There are many psychological issues that have been labelled and regarded as mental disease. In our understanding of disease I feel that the labels are unfair, and seek to make the human organism out to be faulty.
Yes there is much dis-ease in the world, for the world does not promote the idea of taking it easy, and to say that somebody who is labeled with obsessive compulsive disorder has an illness, is like saying that someone who is imprisoned for a crime is sick. Both have been failed by the society ideology.
The growing mind is a phenomenon beyond comprehension, and the most impressionable mind is of course the mind of a child.
I have coached many people who have suffered from OCD, and inquiring into their past, it doesn’t take long to find that their presenting behaviour is simply a stress response to a situation, or the way they were raised. This is not an illness. It is a trauma.
We have all been traumatised in one way or another, and to varying degrees, and it is our innate self preserving response that become the cause for many of our psychological neurotic expression.
I have found that OCD has a commonality among people for the need to control their environment or self to give a sense of security. Anxiety, the impending doom of what may or may not happen, from the inability to be present to the moment. Depression, the heaviness of regret or guilt, becoming a ball and chain on the life that cannot break free of the story of the past.
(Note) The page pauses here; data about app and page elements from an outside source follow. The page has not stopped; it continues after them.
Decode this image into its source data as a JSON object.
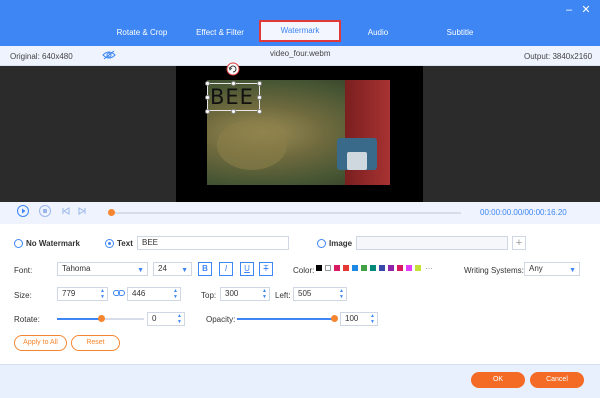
{
  "window": {
    "minimize": "–",
    "close": "✕"
  },
  "tabs": [
    "Rotate & Crop",
    "Effect & Filter",
    "Watermark",
    "Audio",
    "Subtitle"
  ],
  "infobar": {
    "original": "Original: 640x480",
    "filename": "video_four.webm",
    "output": "Output: 3840x2160"
  },
  "preview": {
    "watermark_text": "BEE"
  },
  "playback": {
    "time": "00:00:00.00/00:00:16.20",
    "progress": 0.0
  },
  "watermark": {
    "no_watermark_label": "No Watermark",
    "text_label": "Text",
    "text_value": "BEE",
    "image_label": "Image",
    "add": "+"
  },
  "font": {
    "label": "Font:",
    "family": "Tahoma",
    "size": "24",
    "bold": "B",
    "italic": "I",
    "underline": "U",
    "strike": "T",
    "color_label": "Color:",
    "colors": [
      "#000000",
      "#ffffff",
      "#d81b60",
      "#e53935",
      "#1e88e5",
      "#43a047",
      "#00897b",
      "#3949ab",
      "#8e24aa",
      "#d81b60",
      "#e040fb",
      "#c6e03a"
    ],
    "more": "···",
    "writing_label": "Writing Systems:",
    "writing_value": "Any"
  },
  "size": {
    "label": "Size:",
    "width": "779",
    "height": "446",
    "top_label": "Top:",
    "top": "300",
    "left_label": "Left:",
    "left": "505"
  },
  "rotate": {
    "label": "Rotate:",
    "value": "0",
    "level": 0.5
  },
  "opacity": {
    "label": "Opacity:",
    "value": "100",
    "level": 1.0
  },
  "actions": {
    "apply_all": "Apply to All",
    "reset": "Reset"
  },
  "footer": {
    "ok": "OK",
    "cancel": "Cancel"
  },
  "colors": {
    "accent": "#3d86f4",
    "orange": "#f36b25",
    "highlight": "#e0393b"
  }
}
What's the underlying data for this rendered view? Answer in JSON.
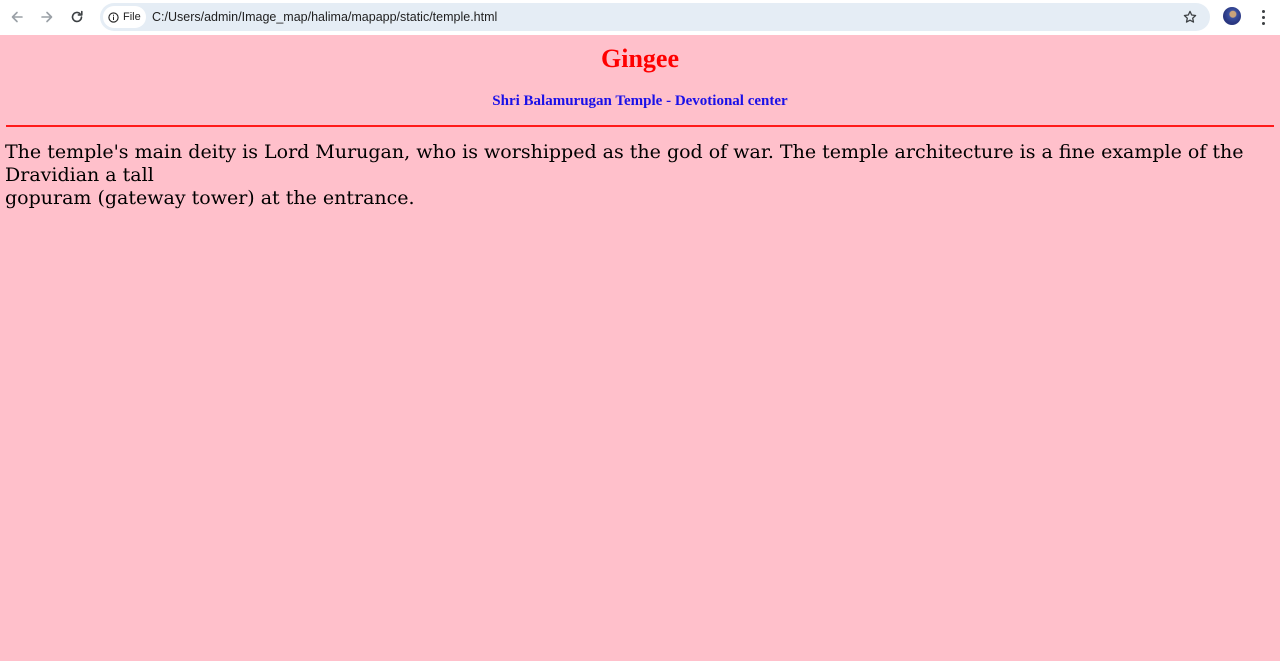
{
  "browser": {
    "address_bar": {
      "site_chip_label": "File",
      "url": "C:/Users/admin/Image_map/halima/mapapp/static/temple.html"
    },
    "icons": {
      "back": "arrow-left-icon",
      "forward": "arrow-right-icon",
      "reload": "reload-icon",
      "site_info": "info-icon",
      "bookmark": "star-icon",
      "menu": "kebab-menu-icon"
    }
  },
  "page": {
    "title": "Gingee",
    "subtitle": "Shri Balamurugan Temple - Devotional center",
    "description_line1": "The temple's main deity is Lord Murugan, who is worshipped as the god of war. The temple architecture is a fine example of the Dravidian a tall",
    "description_line2": "gopuram (gateway tower) at the entrance.",
    "colors": {
      "background": "#ffc0cb",
      "title": "#ff0000",
      "subtitle": "#1a10e8",
      "divider": "#ff1a1a"
    }
  }
}
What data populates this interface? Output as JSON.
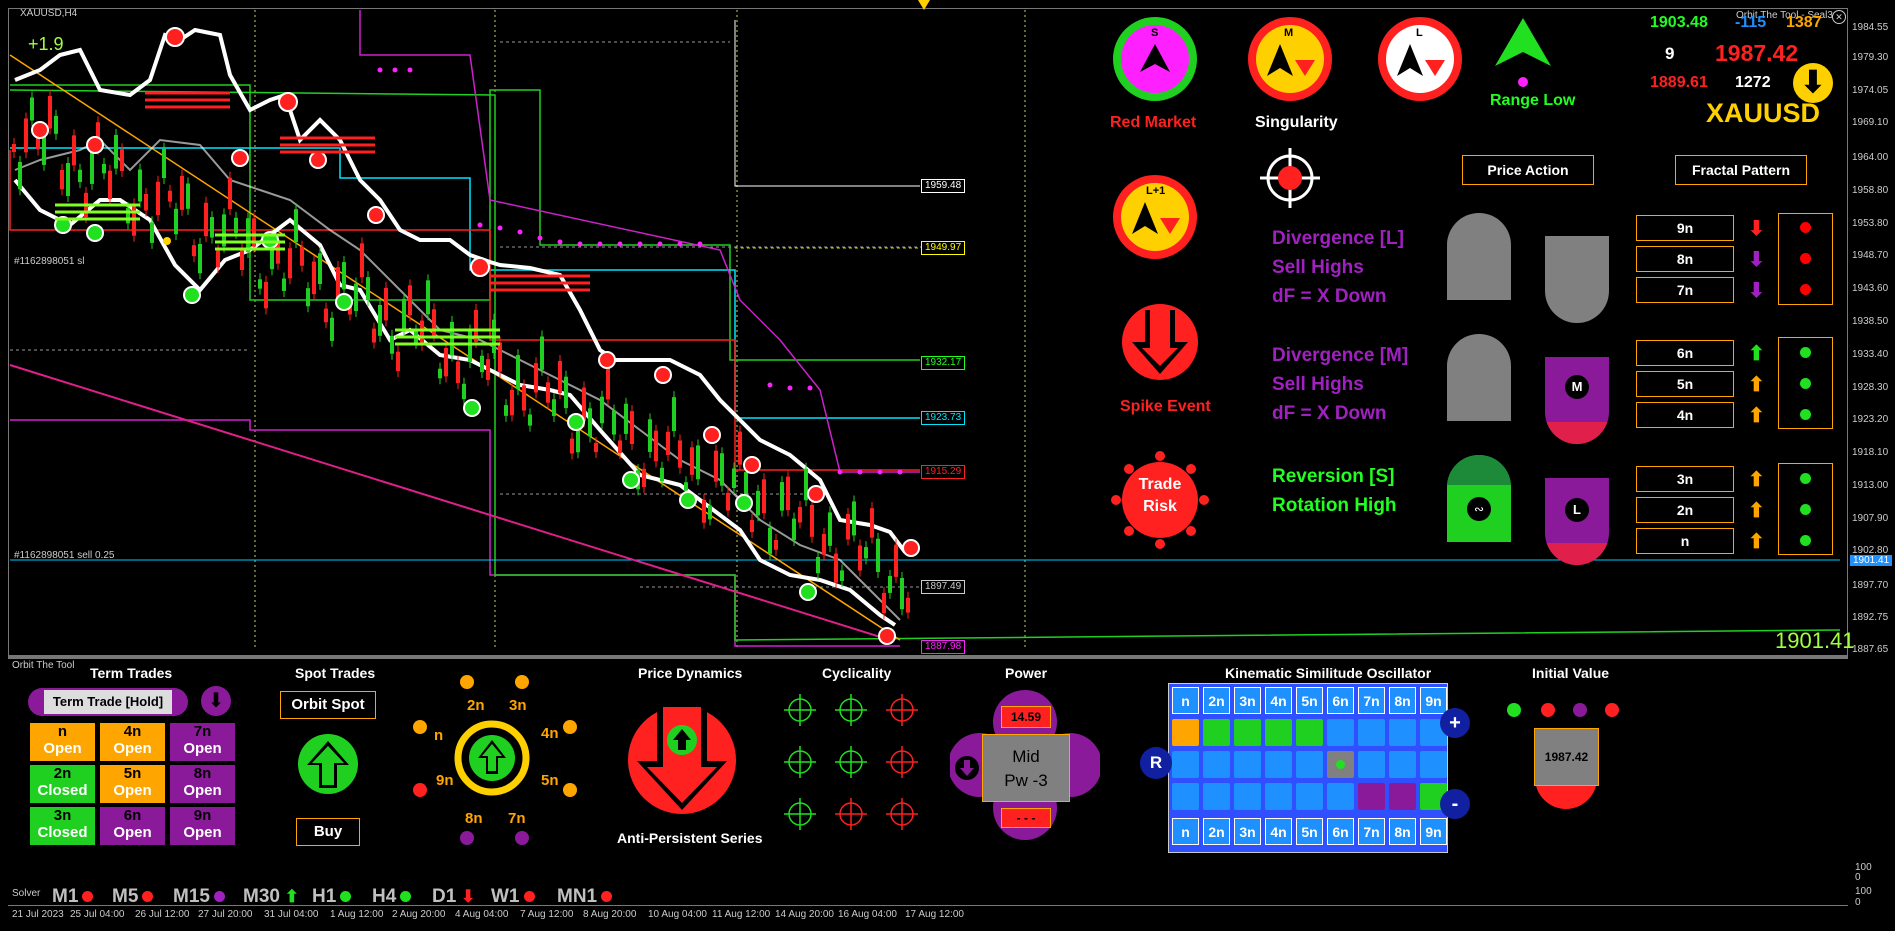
{
  "chart": {
    "symbol": "XAUUSD,H4",
    "pnl": "+1.9",
    "order_label_1": "#1162898051 sl",
    "order_label_2": "#1162898051 sell 0.25",
    "big_price": "1901.41",
    "price_levels": [
      "1959.48",
      "1949.97",
      "1932.17",
      "1923.73",
      "1915.29",
      "1897.49",
      "1887.98"
    ],
    "current_price_tag": "1901.41",
    "y_axis": [
      "1984.55",
      "1979.30",
      "1974.05",
      "1969.10",
      "1964.00",
      "1958.80",
      "1953.80",
      "1948.70",
      "1943.60",
      "1938.50",
      "1933.40",
      "1928.30",
      "1923.20",
      "1918.10",
      "1913.00",
      "1907.90",
      "1902.80",
      "1897.70",
      "1892.75",
      "1887.65"
    ],
    "y_axis_lower": [
      "100",
      "0",
      "100",
      "0"
    ],
    "time_axis": [
      "21 Jul 2023",
      "25 Jul 04:00",
      "26 Jul 12:00",
      "27 Jul 20:00",
      "31 Jul 04:00",
      "1 Aug 12:00",
      "2 Aug 20:00",
      "4 Aug 04:00",
      "7 Aug 12:00",
      "8 Aug 20:00",
      "10 Aug 04:00",
      "11 Aug 12:00",
      "14 Aug 20:00",
      "16 Aug 04:00",
      "17 Aug 12:00"
    ]
  },
  "header_right": {
    "tool_name": "Orbit The Tool - Seal3",
    "v1": "1903.48",
    "v2": "-115",
    "v3": "1387",
    "v4": "9",
    "v5": "1987.42",
    "v6": "1889.61",
    "v7": "1272",
    "symbol": "XAUUSD"
  },
  "indicators": {
    "s_label": "S",
    "m_label": "M",
    "l_label": "L",
    "l1_label": "L+1",
    "red_market": "Red Market",
    "singularity": "Singularity",
    "range_low": "Range Low",
    "spike_event": "Spike Event",
    "trade_risk_1": "Trade",
    "trade_risk_2": "Risk",
    "price_action": "Price Action",
    "fractal_pattern": "Fractal Pattern",
    "div_l": [
      "Divergence [L]",
      "Sell Highs",
      "dF = X Down"
    ],
    "div_m": [
      "Divergence [M]",
      "Sell Highs",
      "dF = X Down"
    ],
    "reversion": [
      "Reversion [S]",
      "Rotation High"
    ],
    "fractal_rows": [
      {
        "label": "9n",
        "arrow": "down",
        "arrow_color": "#ff2020",
        "dot": "#ff0000"
      },
      {
        "label": "8n",
        "arrow": "down",
        "arrow_color": "#a020c0",
        "dot": "#ff0000"
      },
      {
        "label": "7n",
        "arrow": "down",
        "arrow_color": "#a020c0",
        "dot": "#ff0000"
      },
      {
        "label": "6n",
        "arrow": "up",
        "arrow_color": "#20e020",
        "dot": "#20e020"
      },
      {
        "label": "5n",
        "arrow": "up",
        "arrow_color": "#ffa500",
        "dot": "#20e020"
      },
      {
        "label": "4n",
        "arrow": "up",
        "arrow_color": "#ffa500",
        "dot": "#20e020"
      },
      {
        "label": "3n",
        "arrow": "up",
        "arrow_color": "#ffa500",
        "dot": "#20e020"
      },
      {
        "label": "2n",
        "arrow": "up",
        "arrow_color": "#ffa500",
        "dot": "#20e020"
      },
      {
        "label": "n",
        "arrow": "up",
        "arrow_color": "#ffa500",
        "dot": "#20e020"
      }
    ],
    "m_badge": "M",
    "l_badge": "L"
  },
  "bottom": {
    "tool_name": "Orbit The Tool",
    "term_trades": "Term Trades",
    "term_trade_hold": "Term Trade [Hold]",
    "term_cells": [
      {
        "l1": "n",
        "l2": "Open",
        "bg": "#ffa500"
      },
      {
        "l1": "4n",
        "l2": "Open",
        "bg": "#ffa500"
      },
      {
        "l1": "7n",
        "l2": "Open",
        "bg": "#8b1a9b"
      },
      {
        "l1": "2n",
        "l2": "Closed",
        "bg": "#20d020"
      },
      {
        "l1": "5n",
        "l2": "Open",
        "bg": "#ffa500"
      },
      {
        "l1": "8n",
        "l2": "Open",
        "bg": "#8b1a9b"
      },
      {
        "l1": "3n",
        "l2": "Closed",
        "bg": "#20d020"
      },
      {
        "l1": "6n",
        "l2": "Open",
        "bg": "#8b1a9b"
      },
      {
        "l1": "9n",
        "l2": "Open",
        "bg": "#8b1a9b"
      }
    ],
    "spot_trades": "Spot Trades",
    "orbit_spot": "Orbit Spot",
    "buy": "Buy",
    "orbit_labels": [
      "2n",
      "3n",
      "n",
      "4n",
      "9n",
      "5n",
      "8n",
      "7n"
    ],
    "price_dynamics": "Price Dynamics",
    "anti_persistent": "Anti-Persistent Series",
    "cyclicality": "Cyclicality",
    "power": "Power",
    "power_value": "14.59",
    "power_mid": "Mid",
    "power_pw": "Pw -3",
    "power_dash": "- - -",
    "kso_title": "Kinematic Similitude Oscillator",
    "kso_header": [
      "n",
      "2n",
      "3n",
      "4n",
      "5n",
      "6n",
      "7n",
      "8n",
      "9n"
    ],
    "kso_rows": [
      [
        "#ffa500",
        "#20d020",
        "#20d020",
        "#20d020",
        "#20d020",
        "#1e90ff",
        "#1e90ff",
        "#1e90ff",
        "#1e90ff"
      ],
      [
        "#1e90ff",
        "#1e90ff",
        "#1e90ff",
        "#1e90ff",
        "#1e90ff",
        "#808080",
        "#1e90ff",
        "#1e90ff",
        "#1e90ff"
      ],
      [
        "#1e90ff",
        "#1e90ff",
        "#1e90ff",
        "#1e90ff",
        "#1e90ff",
        "#1e90ff",
        "#8b1a9b",
        "#8b1a9b",
        "#20d020"
      ]
    ],
    "kso_r": "R",
    "kso_plus": "+",
    "kso_minus": "-",
    "initial_value": "Initial Value",
    "initial_value_num": "1987.42",
    "solver": "Solver",
    "timeframes": [
      {
        "label": "M1",
        "mark": "dot",
        "color": "#ff2020"
      },
      {
        "label": "M5",
        "mark": "dot",
        "color": "#ff2020"
      },
      {
        "label": "M15",
        "mark": "dot",
        "color": "#a020c0"
      },
      {
        "label": "M30",
        "mark": "up",
        "color": "#20e020"
      },
      {
        "label": "H1",
        "mark": "dot",
        "color": "#20e020"
      },
      {
        "label": "H4",
        "mark": "dot",
        "color": "#20e020"
      },
      {
        "label": "D1",
        "mark": "down",
        "color": "#ff2020"
      },
      {
        "label": "W1",
        "mark": "dot",
        "color": "#ff2020"
      },
      {
        "label": "MN1",
        "mark": "dot",
        "color": "#ff2020"
      }
    ]
  }
}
These are not illnesses, these are established, neurological habits built within the self in response to parenting, culture and society’s insistence that you must conform, improve, submit, surrender and act according to their ideas and fears.
Most of the damage is done through parenting, and the well meaning parent can be just as damaging to the child as the neglectful parent.
All too often a child has grown up with a fear and anxiety response to life from pressure to perform, or create the perfect life that the parent has outlined for them. I have even coached young troubled teens who find life too difficult to navigate as a result of the parents providing too much assistance, resulting in a lack of self confidence. Again, the outcome is anxiety. Quite possibly the greatest dis-ease in the world along side depression.
To the parents that I coach, I always inform them that no matter what they do, they will screw their children up in someway, and the safest roll to play in their child’s life is not the main roll, but a supporting roll.
The greatest mistake we can make, is to claim that we know what’s best for our children. How can we know that, when most of the time we don’t know what is best for ourselves.
The healthy way for us to raise our humanity, and especially those of the next generation, is to encourage risk taking, allow expressions, accept our differences, and understand that there is no right or wrong way to raise our children, and that maybe is not about raising them as much as it is about allowing them to be the full expression of themselves. Much like the natural unfolding and blooming of a flower.
Once we accept that nothing is perfect, and let our children understand that we ourselves are fumbling through this life… Maybe then, the human being may break free of labels and pressure to be anything other than who they already are, and who they are naturally becoming.
Let there be light